“It will run more often, more efficiently,” Bielarski said. “Which will also increase the savings.”
With the modified biomass plant, GRU could replace its oldest coal plant, which is scheduled to be retired in 2022. The modifications to get GREC running at 25 megawatts would cost about $15 million. By modifying the biomass plant and replacing it with the oldest coal plant, GRU is estimated to save $200 million.
What it means for you
If the city does purchase GREC, GRU customers would see an 8 to 10 percent decrease in their utility rates, Bielarksi said. This money will come as a result of GRU being able to use the plant only when needed instead of paying an annual cost.
“That’s driven by the $70 million or so that we pay to GREC (each year), whether they run or they don’t run,” Bielarski said.
However, there are other things to consider. GREC currently pays property taxes. If the city owned GREC, the Alachua County Commission, school district and library system would lose about $6 million every year.
GRU becomes a statewide issue
The Gainesville Area Chamber of Commerce suggested a change in governance in 2013. The UAB wasn’t created until 2016 and was still tied to the city commission. Last week, Gov. Rick Scott signed a bill that requires a referendum on whether an independent board should run GRU. This would allow voters to decide on whether a new, independent board or the city commission will have control over GRU decisions.

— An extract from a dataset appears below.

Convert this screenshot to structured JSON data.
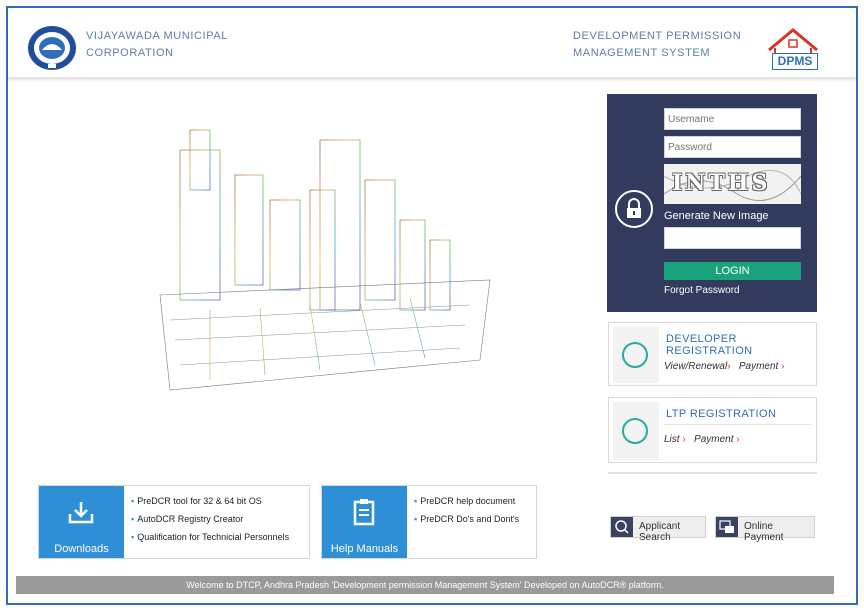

The referendum will be on the ballot in November.
“The decision of the GRU governance is now put into the hands of the voters,” said Rory Causseaux, the chair of the board of directors in the Gainesville Area Chamber of Commerce. “And we agree with that.”
If the referendum bill receives a majority vote, the city commission will no longer have a say in decisions involving GRU.
Causseaux said this decision would not impact whether the city purchases GREC.